We have never had overnight guests in our Airstream before, and the arrangements seem comfortable enough, but then again I am not the one sleeping on the short couch. Murray and Otis are ecstatic to have captured two more people in their trailer, which means four more hands to pet them and two more plates to beg from.
The next day begins with rain, which steadily changes from vertical to horizontal as the wind strengthens. By noon, I am pouring hot chocolate into my thermos and about to step out the door for work when a ranger shows up and tells me the lighthouse is closed for the day. Nobody in their right mind would walk up the hill to the lighthouse in this weather. Elizabeth and Tiffany set off for home, and by the time they are back in Portland, driving rain is battering our rooftop. It's okay, I have a whole stack of books to read and a space heater to keep us warm.
During the evening, the wind's furor increases, and large trees around the campground are thrashing about, raining pine cones and small branches down on our trailer.

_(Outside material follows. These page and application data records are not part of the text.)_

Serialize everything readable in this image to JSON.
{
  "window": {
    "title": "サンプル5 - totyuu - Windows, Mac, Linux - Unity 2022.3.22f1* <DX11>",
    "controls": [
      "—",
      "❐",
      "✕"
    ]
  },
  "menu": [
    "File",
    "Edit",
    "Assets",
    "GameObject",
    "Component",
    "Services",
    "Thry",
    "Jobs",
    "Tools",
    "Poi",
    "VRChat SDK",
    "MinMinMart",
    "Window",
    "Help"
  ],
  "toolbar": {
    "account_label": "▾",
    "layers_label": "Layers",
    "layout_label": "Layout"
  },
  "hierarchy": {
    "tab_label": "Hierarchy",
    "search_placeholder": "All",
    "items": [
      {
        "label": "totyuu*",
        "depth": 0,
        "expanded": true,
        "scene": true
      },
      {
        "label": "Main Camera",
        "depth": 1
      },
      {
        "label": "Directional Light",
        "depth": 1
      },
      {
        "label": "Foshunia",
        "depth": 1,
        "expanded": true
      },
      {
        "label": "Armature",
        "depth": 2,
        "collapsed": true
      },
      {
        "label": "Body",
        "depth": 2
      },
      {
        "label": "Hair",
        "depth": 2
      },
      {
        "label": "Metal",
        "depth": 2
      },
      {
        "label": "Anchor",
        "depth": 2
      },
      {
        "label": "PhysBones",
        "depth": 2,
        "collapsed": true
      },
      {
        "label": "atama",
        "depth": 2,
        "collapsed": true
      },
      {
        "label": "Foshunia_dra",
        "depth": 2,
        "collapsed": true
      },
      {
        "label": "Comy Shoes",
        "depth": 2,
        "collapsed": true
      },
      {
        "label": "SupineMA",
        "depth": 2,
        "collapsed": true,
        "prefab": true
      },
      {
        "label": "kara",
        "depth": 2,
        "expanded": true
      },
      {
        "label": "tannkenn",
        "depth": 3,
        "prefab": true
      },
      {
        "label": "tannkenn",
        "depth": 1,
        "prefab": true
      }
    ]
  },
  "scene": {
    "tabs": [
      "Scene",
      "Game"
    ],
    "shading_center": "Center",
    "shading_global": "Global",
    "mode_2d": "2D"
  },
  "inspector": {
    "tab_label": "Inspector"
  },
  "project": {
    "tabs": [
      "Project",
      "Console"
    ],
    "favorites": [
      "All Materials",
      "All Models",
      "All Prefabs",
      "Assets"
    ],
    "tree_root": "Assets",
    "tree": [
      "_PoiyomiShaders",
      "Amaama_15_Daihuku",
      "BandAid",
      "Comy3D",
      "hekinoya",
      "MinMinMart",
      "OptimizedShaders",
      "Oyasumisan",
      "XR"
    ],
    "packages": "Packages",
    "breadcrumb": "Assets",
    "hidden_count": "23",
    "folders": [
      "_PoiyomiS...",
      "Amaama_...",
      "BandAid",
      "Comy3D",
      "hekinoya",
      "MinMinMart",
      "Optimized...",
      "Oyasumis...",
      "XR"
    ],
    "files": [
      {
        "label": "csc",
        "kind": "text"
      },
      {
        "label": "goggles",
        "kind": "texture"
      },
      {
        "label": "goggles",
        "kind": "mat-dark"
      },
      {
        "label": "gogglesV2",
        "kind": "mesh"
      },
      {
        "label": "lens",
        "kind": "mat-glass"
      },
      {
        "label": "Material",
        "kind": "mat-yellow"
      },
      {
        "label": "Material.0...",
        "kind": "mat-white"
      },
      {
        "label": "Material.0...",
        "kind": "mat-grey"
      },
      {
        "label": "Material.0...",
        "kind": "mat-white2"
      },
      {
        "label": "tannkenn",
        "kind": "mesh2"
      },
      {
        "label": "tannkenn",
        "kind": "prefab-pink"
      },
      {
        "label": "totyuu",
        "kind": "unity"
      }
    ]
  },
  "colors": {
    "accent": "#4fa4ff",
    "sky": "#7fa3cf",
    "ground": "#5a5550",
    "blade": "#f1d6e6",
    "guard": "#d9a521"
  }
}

A constant roar sounds above our heads as the wind hits our sheltering hill and passes over us. Rain pounds our roof with a deafening clatter, and after the wind has gone, the deluge continues. We can hardly hear each other over the din, which rages for about twenty four hours, finally subsiding into steady, gentle drops. Rain, rain, and more rain follows for days. Sometimes it is soft, sometimes I fear it will wear a hole in our roof. A break in the clouds comes, and we dash to the beach to enjoy a glimpse of blue sky.
An enormous tangle of several varieties of kelp has washed ashore in the violence of yesterday's storm.
Suddenly the squelchy beast lunges at me and I am sucked into the center.
My camera alone survives to tell the tale, taking in the last glimpse of the last clear sky I will ever see.